Look at an analog: Take three terms which describe the evolution of technology preceding the modern age: The Stone Age, The Bronze Age, and The Iron Age. What do the terms do? Create a memorable structure into which to organize basic commonalities (eg: the use of stone tools, the absence of metal forming and metalworking technologies, etc.), not a complete sets of characteristics (doesn't try to capture social structure, regional differences, etc.), and no finite opinions on start/end or on the quality of those who executed within its limits (excellence of workmanship within the limits of the age, etc."). It was possible to have brilliant stone workers who did not, out of ignorance or will, practice metalworking.
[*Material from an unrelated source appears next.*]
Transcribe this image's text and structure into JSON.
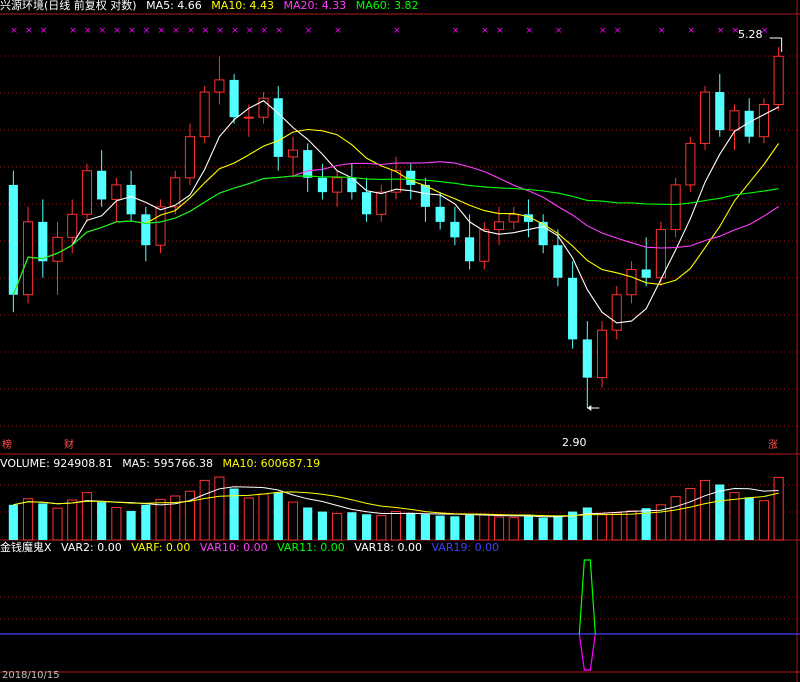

However, a society that refused to accept and integrate the new technology - as part of its evolution - was likely to die off.
Where my analogy falls apart is that the transitions between Stone, Bronze, and Iron - or more dramatically, the ages themselves - were too far long for individual members of society to feel any pressure from the transition. Silliman seems to be searching for the artists who are clearing the path for the next steps on the evolutionary path in areas where the ages of the art are shorter than the lifespans of their practitioners. Pejorative implications notwithstanding, the application of a term merely identifies a form of the art in which that groundbreaking seems, in general to be absent.
Might there be examples like this in the sciences? Imagine an advanced practitioner, schooled and studied in the branches that have come before, making public the results of a meta-analysis of unprecedented size along with results of her own research and theories. I wonder if such a figure would have more respect inside or outside her discipline. I wonder if fellows would tend to compare the conclusions of the meta analysis with the direction of the research to ask "is this scientist following a consistent and logical direction" or to form opinions of the research and then skim the analysis for bits to quibble with. I wonder.
Anyway, I'm probably way over the top (or drilled down way too deep - your choice) with this discussion. But this idea of classification for consideration is so essential to a technologist's mindset (and I am certainly a technologist first) that I'm regularly fascinated by the dismissal of interesting ideas because they require classifications to commit them to paper.
A quick to those lamenting the impending All-Star Break: If you like, I can rewrite this post using the dead ball era instead of the Stone Age. Less universal, I dare say, but possible....